Records from a data collection ->
%%
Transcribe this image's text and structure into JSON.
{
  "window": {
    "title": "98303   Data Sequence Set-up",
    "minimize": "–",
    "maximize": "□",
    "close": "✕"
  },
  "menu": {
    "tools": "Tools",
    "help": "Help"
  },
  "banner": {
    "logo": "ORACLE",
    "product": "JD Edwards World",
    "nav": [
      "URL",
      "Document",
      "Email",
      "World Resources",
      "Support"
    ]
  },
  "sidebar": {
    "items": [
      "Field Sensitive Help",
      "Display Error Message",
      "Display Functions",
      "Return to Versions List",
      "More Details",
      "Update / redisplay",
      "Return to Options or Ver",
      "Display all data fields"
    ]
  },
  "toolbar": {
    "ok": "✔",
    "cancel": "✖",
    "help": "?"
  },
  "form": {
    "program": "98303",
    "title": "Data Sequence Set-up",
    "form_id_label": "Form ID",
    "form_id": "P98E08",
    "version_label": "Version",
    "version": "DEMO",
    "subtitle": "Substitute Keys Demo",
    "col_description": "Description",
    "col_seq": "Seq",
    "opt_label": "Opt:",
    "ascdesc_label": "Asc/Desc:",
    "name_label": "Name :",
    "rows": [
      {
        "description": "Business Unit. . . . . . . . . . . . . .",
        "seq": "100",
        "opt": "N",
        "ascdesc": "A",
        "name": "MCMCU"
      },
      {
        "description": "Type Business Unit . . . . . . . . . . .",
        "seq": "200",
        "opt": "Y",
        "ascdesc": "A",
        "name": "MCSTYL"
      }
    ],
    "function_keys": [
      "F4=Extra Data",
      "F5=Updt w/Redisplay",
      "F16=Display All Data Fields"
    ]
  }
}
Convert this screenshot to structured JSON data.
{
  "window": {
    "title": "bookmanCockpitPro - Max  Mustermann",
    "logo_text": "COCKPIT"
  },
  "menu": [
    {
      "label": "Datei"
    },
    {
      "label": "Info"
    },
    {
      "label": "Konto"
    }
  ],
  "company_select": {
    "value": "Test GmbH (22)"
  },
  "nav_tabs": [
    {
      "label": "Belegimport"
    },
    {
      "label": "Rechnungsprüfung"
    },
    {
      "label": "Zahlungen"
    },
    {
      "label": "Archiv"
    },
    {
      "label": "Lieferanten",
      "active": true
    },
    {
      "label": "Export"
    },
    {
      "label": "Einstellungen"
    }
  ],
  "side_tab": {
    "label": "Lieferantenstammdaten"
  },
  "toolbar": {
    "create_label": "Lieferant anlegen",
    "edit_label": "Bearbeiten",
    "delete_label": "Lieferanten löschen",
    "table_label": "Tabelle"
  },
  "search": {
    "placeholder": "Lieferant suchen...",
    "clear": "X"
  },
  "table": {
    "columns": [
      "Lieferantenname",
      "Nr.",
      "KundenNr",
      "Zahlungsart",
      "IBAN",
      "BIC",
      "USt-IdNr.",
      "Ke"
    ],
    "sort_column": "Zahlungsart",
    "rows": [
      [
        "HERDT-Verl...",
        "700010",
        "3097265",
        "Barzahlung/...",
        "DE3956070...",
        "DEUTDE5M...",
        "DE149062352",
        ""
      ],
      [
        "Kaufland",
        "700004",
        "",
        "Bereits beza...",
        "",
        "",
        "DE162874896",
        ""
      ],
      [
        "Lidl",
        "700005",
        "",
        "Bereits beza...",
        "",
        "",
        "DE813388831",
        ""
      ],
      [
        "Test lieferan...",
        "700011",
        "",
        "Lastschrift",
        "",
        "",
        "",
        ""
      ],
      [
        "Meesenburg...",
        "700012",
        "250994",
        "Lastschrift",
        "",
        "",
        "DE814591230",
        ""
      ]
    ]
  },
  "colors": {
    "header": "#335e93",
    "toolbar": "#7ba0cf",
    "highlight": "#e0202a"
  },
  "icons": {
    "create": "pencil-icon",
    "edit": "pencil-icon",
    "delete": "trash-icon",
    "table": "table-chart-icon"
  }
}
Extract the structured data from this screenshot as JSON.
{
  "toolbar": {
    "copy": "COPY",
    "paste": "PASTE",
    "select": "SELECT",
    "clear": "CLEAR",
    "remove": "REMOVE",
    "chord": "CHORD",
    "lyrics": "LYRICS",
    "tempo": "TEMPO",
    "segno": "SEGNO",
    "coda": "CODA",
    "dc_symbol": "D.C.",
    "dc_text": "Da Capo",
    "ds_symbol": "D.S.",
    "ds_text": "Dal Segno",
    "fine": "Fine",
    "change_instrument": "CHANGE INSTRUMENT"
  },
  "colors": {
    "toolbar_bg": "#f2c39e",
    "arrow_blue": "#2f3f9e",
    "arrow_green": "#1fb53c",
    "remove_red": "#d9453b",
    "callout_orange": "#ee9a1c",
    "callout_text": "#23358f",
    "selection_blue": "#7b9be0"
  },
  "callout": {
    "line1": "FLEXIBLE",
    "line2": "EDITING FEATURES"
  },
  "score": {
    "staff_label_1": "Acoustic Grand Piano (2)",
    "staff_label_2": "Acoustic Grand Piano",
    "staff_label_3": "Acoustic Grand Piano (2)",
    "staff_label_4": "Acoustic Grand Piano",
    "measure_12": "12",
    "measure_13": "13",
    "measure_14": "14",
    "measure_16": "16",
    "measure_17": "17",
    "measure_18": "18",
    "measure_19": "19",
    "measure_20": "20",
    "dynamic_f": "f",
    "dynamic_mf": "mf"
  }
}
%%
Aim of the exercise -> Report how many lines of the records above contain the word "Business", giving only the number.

Your response -> 2